- Task statement -
Find every line in the data that contains the word "prueba". Return each of those lines.

- Records provided -

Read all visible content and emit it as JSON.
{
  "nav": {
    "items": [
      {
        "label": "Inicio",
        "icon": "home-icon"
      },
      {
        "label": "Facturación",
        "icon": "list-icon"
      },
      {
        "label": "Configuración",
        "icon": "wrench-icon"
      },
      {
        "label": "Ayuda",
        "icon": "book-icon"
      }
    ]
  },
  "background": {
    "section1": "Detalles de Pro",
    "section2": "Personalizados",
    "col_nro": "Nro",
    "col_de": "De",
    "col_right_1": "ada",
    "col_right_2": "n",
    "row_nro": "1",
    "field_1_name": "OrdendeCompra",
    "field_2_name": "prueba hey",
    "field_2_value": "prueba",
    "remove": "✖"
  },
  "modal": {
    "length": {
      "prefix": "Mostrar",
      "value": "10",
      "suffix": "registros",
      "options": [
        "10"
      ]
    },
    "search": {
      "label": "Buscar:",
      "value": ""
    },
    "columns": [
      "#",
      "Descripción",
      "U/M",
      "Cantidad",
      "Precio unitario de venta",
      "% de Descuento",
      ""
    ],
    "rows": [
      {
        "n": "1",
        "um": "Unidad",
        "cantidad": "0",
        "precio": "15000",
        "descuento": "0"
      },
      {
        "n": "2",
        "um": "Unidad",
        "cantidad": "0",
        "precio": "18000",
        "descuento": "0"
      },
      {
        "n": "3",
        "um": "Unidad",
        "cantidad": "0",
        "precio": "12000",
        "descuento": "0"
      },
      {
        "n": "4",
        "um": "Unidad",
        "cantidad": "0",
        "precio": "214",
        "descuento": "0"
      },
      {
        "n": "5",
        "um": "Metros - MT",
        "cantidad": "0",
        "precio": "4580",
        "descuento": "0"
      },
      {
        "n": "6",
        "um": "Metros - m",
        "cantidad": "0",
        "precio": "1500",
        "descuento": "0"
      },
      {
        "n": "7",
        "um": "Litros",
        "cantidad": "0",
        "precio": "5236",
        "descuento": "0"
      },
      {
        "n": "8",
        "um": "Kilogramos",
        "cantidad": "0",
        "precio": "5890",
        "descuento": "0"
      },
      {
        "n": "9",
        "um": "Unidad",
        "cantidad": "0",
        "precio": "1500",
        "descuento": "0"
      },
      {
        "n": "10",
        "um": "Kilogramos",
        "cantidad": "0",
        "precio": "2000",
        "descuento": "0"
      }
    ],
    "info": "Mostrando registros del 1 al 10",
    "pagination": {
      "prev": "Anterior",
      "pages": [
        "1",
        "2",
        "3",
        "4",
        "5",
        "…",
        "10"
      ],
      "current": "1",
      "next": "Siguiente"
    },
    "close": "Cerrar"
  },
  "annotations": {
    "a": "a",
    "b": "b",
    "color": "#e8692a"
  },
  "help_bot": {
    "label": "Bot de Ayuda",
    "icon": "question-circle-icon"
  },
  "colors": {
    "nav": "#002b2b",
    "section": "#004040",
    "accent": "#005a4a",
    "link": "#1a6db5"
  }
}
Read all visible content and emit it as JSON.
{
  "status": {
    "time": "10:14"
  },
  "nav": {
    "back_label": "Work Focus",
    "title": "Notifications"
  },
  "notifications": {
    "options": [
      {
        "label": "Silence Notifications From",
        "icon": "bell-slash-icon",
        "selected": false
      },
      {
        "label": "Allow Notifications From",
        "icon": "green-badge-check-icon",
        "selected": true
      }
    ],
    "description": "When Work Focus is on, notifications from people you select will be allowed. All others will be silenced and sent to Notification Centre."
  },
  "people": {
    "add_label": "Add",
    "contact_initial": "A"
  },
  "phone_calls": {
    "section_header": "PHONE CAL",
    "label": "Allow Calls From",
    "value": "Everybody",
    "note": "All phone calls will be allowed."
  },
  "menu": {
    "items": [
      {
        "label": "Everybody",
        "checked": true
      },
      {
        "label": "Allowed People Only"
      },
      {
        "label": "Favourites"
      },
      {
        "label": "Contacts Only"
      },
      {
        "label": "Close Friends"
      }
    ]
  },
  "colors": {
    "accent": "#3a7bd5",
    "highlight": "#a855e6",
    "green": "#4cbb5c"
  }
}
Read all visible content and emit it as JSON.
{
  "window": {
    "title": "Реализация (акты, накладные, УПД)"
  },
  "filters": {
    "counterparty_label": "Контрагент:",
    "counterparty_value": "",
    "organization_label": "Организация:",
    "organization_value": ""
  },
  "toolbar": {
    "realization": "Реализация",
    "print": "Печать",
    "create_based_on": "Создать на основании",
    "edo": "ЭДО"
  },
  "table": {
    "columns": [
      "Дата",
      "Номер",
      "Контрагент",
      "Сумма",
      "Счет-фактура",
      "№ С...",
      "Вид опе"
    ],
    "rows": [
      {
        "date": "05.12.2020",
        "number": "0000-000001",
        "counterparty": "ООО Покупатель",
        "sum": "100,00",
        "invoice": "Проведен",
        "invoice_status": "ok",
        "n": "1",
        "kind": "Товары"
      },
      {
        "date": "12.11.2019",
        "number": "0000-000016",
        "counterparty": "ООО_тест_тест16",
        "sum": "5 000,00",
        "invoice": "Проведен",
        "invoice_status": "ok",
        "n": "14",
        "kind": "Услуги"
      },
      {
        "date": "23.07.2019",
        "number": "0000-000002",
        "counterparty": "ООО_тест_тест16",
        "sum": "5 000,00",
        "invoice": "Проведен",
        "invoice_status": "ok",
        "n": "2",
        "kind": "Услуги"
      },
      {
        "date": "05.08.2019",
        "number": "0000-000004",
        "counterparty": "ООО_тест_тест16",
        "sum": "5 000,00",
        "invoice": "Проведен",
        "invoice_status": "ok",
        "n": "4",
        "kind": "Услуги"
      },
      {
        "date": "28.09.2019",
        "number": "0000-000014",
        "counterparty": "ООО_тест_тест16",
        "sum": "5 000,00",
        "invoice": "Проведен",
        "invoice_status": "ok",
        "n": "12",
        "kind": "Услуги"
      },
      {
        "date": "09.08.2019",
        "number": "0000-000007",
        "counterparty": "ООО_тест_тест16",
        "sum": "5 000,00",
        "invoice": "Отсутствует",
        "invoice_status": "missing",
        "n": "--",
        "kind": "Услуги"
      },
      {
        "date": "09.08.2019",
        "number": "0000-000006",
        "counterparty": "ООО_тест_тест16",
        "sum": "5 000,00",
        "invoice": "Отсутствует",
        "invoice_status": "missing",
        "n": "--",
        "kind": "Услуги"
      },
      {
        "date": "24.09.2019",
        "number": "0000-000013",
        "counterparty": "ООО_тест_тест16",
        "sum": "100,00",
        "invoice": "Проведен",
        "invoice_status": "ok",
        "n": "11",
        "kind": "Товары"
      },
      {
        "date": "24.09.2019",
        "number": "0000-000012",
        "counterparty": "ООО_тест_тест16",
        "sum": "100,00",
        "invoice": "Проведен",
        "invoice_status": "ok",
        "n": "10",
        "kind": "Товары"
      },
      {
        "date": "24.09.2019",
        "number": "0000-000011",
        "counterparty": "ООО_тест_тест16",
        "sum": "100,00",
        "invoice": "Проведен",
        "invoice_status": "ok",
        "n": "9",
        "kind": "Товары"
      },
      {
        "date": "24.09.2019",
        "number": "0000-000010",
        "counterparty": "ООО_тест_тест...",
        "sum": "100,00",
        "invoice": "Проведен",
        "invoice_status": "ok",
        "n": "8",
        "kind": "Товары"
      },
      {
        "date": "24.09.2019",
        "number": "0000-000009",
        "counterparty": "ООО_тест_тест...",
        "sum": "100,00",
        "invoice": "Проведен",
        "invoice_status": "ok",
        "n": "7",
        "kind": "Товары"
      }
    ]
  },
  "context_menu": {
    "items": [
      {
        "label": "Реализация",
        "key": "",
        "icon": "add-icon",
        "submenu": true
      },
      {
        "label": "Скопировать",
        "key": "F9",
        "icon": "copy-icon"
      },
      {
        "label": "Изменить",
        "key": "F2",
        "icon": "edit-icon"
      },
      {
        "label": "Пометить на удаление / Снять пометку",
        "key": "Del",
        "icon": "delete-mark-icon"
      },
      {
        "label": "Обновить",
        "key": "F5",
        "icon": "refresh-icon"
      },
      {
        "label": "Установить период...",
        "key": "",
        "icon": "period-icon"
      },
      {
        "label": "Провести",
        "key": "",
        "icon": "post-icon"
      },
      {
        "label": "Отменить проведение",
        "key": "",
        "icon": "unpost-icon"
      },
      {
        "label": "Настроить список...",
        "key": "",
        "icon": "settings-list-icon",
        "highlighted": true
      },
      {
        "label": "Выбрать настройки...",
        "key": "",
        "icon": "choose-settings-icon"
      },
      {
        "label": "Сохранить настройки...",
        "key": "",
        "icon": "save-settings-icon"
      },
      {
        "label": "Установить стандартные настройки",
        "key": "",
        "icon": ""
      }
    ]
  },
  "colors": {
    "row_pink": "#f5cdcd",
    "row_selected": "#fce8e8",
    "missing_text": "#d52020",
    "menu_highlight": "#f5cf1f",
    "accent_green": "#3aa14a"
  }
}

- Solution to this problem -
    "field_2_name": "prueba hey",
    "field_2_value": "prueba",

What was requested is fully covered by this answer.